(Collected data)
Start of Block
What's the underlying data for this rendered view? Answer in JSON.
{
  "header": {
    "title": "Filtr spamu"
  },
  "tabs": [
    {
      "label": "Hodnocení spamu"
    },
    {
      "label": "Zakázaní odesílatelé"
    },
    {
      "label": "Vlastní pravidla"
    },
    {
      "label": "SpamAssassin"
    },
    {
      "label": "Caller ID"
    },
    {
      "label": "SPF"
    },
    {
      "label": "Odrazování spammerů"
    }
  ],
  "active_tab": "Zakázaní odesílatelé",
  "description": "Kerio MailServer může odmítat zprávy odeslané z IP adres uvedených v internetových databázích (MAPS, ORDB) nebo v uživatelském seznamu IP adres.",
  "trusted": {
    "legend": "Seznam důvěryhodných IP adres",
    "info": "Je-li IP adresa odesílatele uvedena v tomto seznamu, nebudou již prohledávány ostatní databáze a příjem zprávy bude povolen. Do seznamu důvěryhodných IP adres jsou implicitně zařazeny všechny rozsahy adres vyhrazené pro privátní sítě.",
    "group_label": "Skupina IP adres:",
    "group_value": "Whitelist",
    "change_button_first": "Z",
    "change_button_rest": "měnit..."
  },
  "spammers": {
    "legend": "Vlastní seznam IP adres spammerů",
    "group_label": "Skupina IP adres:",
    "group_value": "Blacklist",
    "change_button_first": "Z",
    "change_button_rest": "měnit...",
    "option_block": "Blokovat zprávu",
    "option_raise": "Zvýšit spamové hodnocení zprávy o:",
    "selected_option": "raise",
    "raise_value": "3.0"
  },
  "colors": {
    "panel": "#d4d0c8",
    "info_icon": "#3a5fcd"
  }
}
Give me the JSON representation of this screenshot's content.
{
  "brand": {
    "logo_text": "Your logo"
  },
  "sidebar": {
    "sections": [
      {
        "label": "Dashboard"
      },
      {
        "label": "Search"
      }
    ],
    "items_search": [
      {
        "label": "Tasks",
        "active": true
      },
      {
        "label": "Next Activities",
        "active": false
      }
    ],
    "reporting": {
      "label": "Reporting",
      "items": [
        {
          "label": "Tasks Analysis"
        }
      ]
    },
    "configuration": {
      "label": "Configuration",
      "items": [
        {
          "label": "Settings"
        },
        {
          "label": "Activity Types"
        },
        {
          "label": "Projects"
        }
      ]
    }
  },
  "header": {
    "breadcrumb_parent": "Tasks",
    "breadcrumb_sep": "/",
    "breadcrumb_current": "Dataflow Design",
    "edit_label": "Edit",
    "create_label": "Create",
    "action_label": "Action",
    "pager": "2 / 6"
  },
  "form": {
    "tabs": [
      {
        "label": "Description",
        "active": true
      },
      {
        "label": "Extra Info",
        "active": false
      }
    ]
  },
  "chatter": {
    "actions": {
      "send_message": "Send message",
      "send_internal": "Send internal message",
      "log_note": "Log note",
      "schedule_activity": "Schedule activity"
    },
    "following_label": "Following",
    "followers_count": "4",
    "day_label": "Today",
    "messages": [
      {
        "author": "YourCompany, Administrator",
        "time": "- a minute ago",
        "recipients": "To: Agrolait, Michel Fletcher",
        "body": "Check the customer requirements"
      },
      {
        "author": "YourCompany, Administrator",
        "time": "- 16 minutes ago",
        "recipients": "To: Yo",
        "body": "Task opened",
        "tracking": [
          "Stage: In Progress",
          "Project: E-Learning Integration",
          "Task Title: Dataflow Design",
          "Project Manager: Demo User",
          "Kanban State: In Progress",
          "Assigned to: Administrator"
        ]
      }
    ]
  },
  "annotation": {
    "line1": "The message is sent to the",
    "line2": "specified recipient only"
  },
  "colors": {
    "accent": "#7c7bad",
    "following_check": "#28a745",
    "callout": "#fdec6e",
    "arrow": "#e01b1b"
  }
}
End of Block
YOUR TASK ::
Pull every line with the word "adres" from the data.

RESULT OF THE EXERCISE ::
  "description": "Kerio MailServer může odmítat zprávy odeslané z IP adres uvedených v internetových databázích (MAPS, ORDB) nebo v uživatelském seznamu IP adres.",
    "legend": "Seznam důvěryhodných IP adres",
    "info": "Je-li IP adresa odesílatele uvedena v tomto seznamu, nebudou již prohledávány ostatní databáze a příjem zprávy bude povolen. Do seznamu důvěryhodných IP adres jsou implicitně zařazeny všechny rozsahy adres vyhrazené pro privátní sítě.",
    "group_label": "Skupina IP adres:",
    "legend": "Vlastní seznam IP adres spammerů",
    "group_label": "Skupina IP adres:",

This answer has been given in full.